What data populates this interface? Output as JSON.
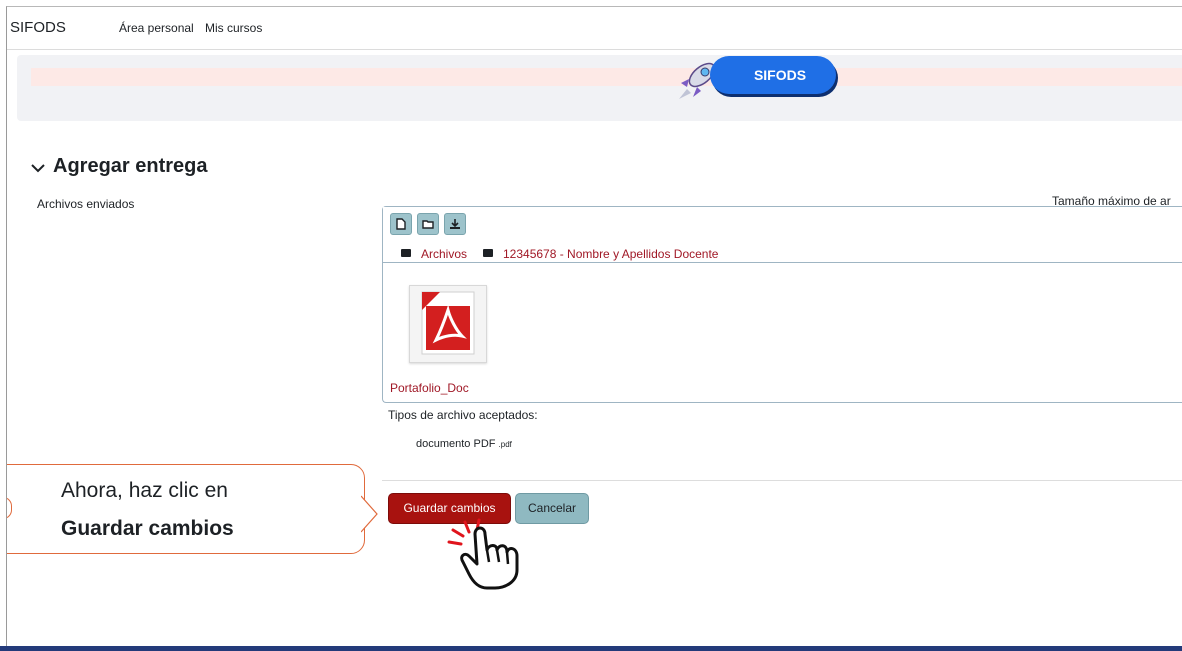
{
  "nav": {
    "brand": "SIFODS",
    "links": [
      "Área personal",
      "Mis cursos"
    ]
  },
  "banner": {
    "pill_text": "SIFODS",
    "icon": "rocket-icon"
  },
  "section": {
    "title": "Agregar entrega",
    "field_label": "Archivos enviados",
    "max_size_label": "Tamaño máximo de ar"
  },
  "filemanager": {
    "toolbar_icons": [
      "add-file-icon",
      "create-folder-icon",
      "download-icon"
    ],
    "breadcrumb": [
      "Archivos",
      "12345678 - Nombre y Apellidos Docente"
    ],
    "file": {
      "name": "Portafolio_Doc",
      "icon": "pdf-file-icon"
    }
  },
  "accepted": {
    "label": "Tipos de archivo aceptados:",
    "type_name": "documento PDF",
    "type_ext": ".pdf"
  },
  "buttons": {
    "save": "Guardar cambios",
    "cancel": "Cancelar"
  },
  "callout": {
    "line1": "Ahora, haz clic en",
    "line2": "Guardar cambios"
  },
  "colors": {
    "primary": "#a8120f",
    "secondary": "#8fb9c1",
    "link": "#a01826",
    "pill": "#1f6fe6",
    "callout_border": "#e06a3c"
  }
}
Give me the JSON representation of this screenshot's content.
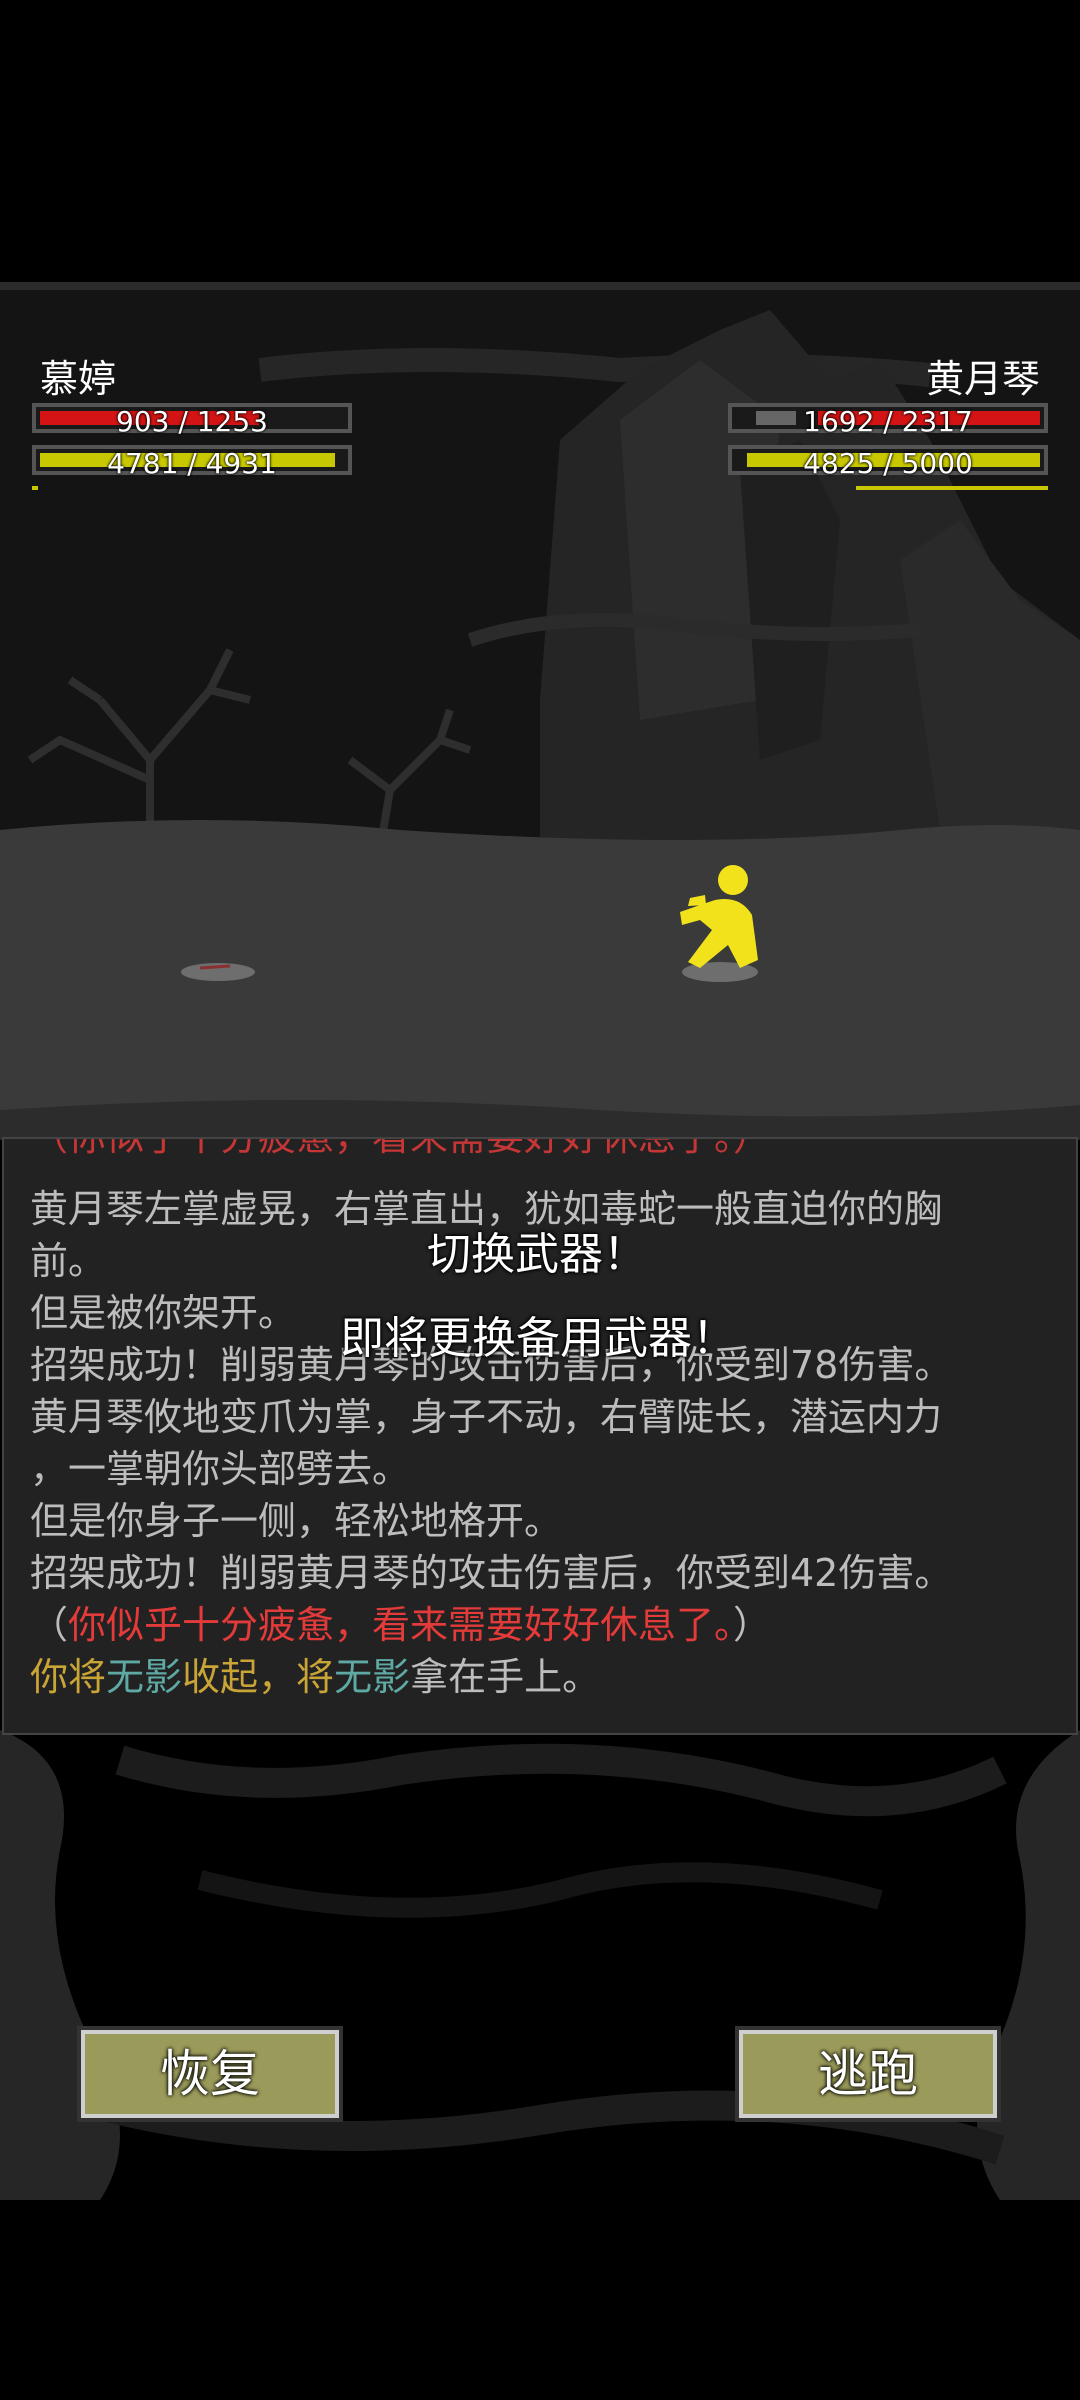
{
  "player": {
    "name": "慕婷",
    "hp": "903 / 1253",
    "mp": "4781 / 4931",
    "hp_fraction": 0.72,
    "mp_fraction": 0.97
  },
  "enemy": {
    "name": "黄月琴",
    "hp": "1692 / 2317",
    "mp": "4825 / 5000",
    "hp_fraction": 0.73,
    "mp_fraction": 0.965
  },
  "log": {
    "partial_top": "（你似乎十分疲惫，看来需要好好休息了。）",
    "line1": "黄月琴左掌虚晃，右掌直出，犹如毒蛇一般直迫你的胸",
    "line2": "前。",
    "line3": "但是被你架开。",
    "line4": "招架成功！削弱黄月琴的攻击伤害后，你受到78伤害。",
    "line5": "黄月琴攸地变爪为掌，身子不动，右臂陡长，潜运内力",
    "line6": "，一掌朝你头部劈去。",
    "line7": "但是你身子一侧，轻松地格开。",
    "line8": "招架成功！削弱黄月琴的攻击伤害后，你受到42伤害。",
    "line9_open": "（",
    "line9_red": "你似乎十分疲惫，看来需要好好休息了。",
    "line9_close": "）",
    "line10": {
      "p1": "你将",
      "p2": "无影",
      "p3": "收起，",
      "p4": "将",
      "p5": "无影",
      "p6": "拿在手上。"
    }
  },
  "popup": {
    "title": "切换武器！",
    "subtitle": "即将更换备用武器！"
  },
  "buttons": {
    "recover": "恢复",
    "flee": "逃跑"
  },
  "colors": {
    "hp": "#d41414",
    "mp": "#c8c800",
    "character": "#f2e21c",
    "button": "#9a9a5a"
  }
}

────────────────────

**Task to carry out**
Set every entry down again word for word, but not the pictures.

**Exercise solution**
What data populates this interface? Output as JSON.
{
  "nav": {
    "brand": "SIFODS",
    "links": [
      "Área personal",
      "Mis cursos"
    ]
  },
  "banner": {
    "pill_text": "SIFODS",
    "icon": "rocket-icon"
  },
  "section": {
    "title": "Agregar entrega",
    "field_label": "Archivos enviados",
    "max_size_label": "Tamaño máximo de ar"
  },
  "filemanager": {
    "toolbar_icons": [
      "add-file-icon",
      "create-folder-icon",
      "download-icon"
    ],
    "breadcrumb": [
      "Archivos",
      "12345678 - Nombre y Apellidos Docente"
    ],
    "file": {
      "name": "Portafolio_Doc",
      "icon": "pdf-file-icon"
    }
  },
  "accepted": {
    "label": "Tipos de archivo aceptados:",
    "type_name": "documento PDF",
    "type_ext": ".pdf"
  },
  "buttons": {
    "save": "Guardar cambios",
    "cancel": "Cancelar"
  },
  "callout": {
    "line1": "Ahora, haz clic en",
    "line2": "Guardar cambios"
  },
  "colors": {
    "primary": "#a8120f",
    "secondary": "#8fb9c1",
    "link": "#a01826",
    "pill": "#1f6fe6",
    "callout_border": "#e06a3c"
  }
}
Give me the JSON representation of this screenshot's content.
{
  "player": {
    "name": "慕婷",
    "hp": "903 / 1253",
    "mp": "4781 / 4931",
    "hp_fraction": 0.72,
    "mp_fraction": 0.97
  },
  "enemy": {
    "name": "黄月琴",
    "hp": "1692 / 2317",
    "mp": "4825 / 5000",
    "hp_fraction": 0.73,
    "mp_fraction": 0.965
  },
  "log": {
    "partial_top": "（你似乎十分疲惫，看来需要好好休息了。）",
    "line1": "黄月琴左掌虚晃，右掌直出，犹如毒蛇一般直迫你的胸",
    "line2": "前。",
    "line3": "但是被你架开。",
    "line4": "招架成功！削弱黄月琴的攻击伤害后，你受到78伤害。",
    "line5": "黄月琴攸地变爪为掌，身子不动，右臂陡长，潜运内力",
    "line6": "，一掌朝你头部劈去。",
    "line7": "但是你身子一侧，轻松地格开。",
    "line8": "招架成功！削弱黄月琴的攻击伤害后，你受到42伤害。",
    "line9_open": "（",
    "line9_red": "你似乎十分疲惫，看来需要好好休息了。",
    "line9_close": "）",
    "line10": {
      "p1": "你将",
      "p2": "无影",
      "p3": "收起，",
      "p4": "将",
      "p5": "无影",
      "p6": "拿在手上。"
    }
  },
  "popup": {
    "title": "切换武器！",
    "subtitle": "即将更换备用武器！"
  },
  "buttons": {
    "recover": "恢复",
    "flee": "逃跑"
  },
  "colors": {
    "hp": "#d41414",
    "mp": "#c8c800",
    "character": "#f2e21c",
    "button": "#9a9a5a"
  }
}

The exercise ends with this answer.